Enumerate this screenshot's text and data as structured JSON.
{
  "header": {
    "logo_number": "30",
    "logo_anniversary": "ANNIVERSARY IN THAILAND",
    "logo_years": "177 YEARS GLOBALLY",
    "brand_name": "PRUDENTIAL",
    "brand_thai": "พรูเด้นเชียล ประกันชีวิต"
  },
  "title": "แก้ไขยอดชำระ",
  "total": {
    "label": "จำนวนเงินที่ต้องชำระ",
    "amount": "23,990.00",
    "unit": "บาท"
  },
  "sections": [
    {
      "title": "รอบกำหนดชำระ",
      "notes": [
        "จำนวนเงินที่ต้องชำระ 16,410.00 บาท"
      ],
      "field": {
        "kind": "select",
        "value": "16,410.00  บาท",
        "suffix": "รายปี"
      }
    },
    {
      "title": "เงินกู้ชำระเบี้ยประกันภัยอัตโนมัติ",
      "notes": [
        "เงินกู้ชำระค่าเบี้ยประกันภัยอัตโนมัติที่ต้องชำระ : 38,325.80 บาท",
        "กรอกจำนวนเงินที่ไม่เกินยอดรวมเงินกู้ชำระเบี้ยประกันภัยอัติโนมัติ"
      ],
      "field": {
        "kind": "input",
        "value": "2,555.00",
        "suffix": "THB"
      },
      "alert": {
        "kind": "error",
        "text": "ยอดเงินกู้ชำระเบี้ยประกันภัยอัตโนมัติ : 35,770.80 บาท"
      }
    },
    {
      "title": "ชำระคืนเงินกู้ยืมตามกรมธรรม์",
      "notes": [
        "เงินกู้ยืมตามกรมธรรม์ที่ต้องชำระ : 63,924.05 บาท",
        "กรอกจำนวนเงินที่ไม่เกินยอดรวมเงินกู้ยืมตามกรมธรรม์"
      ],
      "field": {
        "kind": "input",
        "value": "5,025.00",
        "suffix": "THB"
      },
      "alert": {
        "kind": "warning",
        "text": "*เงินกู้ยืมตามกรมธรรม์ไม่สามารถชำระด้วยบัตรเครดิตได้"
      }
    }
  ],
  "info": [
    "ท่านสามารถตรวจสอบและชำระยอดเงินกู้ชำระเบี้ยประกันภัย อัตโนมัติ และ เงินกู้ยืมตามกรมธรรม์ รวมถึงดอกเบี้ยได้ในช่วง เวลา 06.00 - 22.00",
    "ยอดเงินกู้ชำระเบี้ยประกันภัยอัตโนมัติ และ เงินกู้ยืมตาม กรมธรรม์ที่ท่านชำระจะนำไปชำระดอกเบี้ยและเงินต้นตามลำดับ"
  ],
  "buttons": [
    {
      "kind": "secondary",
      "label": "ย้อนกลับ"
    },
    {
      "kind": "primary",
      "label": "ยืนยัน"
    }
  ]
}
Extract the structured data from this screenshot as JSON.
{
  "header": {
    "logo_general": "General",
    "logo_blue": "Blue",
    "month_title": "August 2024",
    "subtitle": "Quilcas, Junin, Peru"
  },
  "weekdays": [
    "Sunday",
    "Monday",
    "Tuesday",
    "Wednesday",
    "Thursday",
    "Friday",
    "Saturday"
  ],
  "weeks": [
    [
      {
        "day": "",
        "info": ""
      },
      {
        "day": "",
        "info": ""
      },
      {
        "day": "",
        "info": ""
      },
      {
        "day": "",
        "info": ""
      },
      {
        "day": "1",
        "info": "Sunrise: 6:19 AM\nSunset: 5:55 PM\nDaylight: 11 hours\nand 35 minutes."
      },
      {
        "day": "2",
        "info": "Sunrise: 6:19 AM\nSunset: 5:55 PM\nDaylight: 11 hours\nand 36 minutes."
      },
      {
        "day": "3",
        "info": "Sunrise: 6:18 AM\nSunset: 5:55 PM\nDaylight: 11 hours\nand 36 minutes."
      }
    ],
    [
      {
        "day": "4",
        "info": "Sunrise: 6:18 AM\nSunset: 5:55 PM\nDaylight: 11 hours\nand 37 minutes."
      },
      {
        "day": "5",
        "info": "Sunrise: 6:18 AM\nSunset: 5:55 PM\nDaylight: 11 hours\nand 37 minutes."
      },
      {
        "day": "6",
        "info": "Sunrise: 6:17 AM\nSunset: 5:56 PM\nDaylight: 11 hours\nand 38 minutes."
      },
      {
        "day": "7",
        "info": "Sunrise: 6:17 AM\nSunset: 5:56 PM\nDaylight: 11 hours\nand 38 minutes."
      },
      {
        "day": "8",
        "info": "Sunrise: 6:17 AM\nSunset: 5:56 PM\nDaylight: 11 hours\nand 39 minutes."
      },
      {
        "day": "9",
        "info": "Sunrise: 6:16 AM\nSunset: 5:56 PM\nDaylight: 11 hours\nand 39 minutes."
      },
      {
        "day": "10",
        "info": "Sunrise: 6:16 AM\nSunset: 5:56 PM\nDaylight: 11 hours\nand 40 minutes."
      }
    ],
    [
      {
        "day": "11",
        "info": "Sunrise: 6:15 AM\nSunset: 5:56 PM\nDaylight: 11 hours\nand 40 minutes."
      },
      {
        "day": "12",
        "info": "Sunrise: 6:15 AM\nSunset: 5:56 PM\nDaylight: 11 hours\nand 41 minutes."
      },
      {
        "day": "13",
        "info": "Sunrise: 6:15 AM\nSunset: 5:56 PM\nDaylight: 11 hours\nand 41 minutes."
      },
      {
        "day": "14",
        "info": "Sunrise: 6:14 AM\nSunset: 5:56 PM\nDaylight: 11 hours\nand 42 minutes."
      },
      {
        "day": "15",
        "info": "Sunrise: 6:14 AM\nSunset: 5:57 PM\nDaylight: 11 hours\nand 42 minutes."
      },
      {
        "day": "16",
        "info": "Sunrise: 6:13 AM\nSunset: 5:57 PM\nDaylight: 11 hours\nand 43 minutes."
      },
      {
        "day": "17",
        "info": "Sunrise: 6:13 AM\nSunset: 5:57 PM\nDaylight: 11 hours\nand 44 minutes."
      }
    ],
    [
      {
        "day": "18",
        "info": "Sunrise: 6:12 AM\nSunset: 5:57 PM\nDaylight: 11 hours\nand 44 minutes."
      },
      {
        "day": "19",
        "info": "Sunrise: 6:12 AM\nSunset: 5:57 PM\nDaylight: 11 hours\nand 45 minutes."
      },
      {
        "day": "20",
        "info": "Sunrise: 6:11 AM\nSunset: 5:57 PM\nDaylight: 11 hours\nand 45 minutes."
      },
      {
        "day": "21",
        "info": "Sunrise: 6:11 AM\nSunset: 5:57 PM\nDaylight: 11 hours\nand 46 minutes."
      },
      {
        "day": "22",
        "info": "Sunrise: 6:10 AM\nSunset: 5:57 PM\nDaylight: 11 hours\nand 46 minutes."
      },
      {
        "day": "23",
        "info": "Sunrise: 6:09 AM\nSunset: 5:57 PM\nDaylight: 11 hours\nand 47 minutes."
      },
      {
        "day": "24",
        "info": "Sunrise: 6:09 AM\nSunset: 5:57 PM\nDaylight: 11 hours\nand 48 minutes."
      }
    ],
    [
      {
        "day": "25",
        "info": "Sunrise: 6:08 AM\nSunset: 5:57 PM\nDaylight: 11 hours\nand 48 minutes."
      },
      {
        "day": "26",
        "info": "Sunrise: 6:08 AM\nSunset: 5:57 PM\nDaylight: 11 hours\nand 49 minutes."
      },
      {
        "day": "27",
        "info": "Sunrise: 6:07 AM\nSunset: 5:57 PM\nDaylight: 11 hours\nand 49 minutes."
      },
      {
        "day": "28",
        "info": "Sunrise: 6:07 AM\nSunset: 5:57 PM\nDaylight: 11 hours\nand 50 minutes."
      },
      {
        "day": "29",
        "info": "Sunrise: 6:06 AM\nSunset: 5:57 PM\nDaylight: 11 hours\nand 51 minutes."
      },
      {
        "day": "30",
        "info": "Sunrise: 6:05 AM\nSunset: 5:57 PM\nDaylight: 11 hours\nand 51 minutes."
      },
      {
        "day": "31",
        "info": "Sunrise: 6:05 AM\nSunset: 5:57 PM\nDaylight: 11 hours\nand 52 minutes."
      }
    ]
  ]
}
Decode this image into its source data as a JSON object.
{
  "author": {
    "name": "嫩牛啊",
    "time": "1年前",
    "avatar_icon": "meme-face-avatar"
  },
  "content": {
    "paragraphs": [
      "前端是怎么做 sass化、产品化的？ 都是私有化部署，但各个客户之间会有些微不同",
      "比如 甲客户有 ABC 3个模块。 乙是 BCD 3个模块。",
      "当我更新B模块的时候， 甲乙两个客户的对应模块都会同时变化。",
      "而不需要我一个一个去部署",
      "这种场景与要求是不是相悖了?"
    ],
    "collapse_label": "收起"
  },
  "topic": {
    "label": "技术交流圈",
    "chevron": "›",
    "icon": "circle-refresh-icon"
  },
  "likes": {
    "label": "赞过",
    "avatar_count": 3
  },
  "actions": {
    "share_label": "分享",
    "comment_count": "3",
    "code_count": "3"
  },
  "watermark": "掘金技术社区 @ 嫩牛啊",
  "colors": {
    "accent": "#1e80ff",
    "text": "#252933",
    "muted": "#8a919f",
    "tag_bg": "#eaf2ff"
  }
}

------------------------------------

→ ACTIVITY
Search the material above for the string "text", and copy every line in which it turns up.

→ TASK SOLUTION
Enumerate this screenshot's text and data as structured JSON.
        "text": "ยอดเงินกู้ชำระเบี้ยประกันภัยอัตโนมัติ : 35,770.80 บาท"
        "text": "*เงินกู้ยืมตามกรมธรรม์ไม่สามารถชำระด้วยบัตรเครดิตได้"
    "text": "#252933",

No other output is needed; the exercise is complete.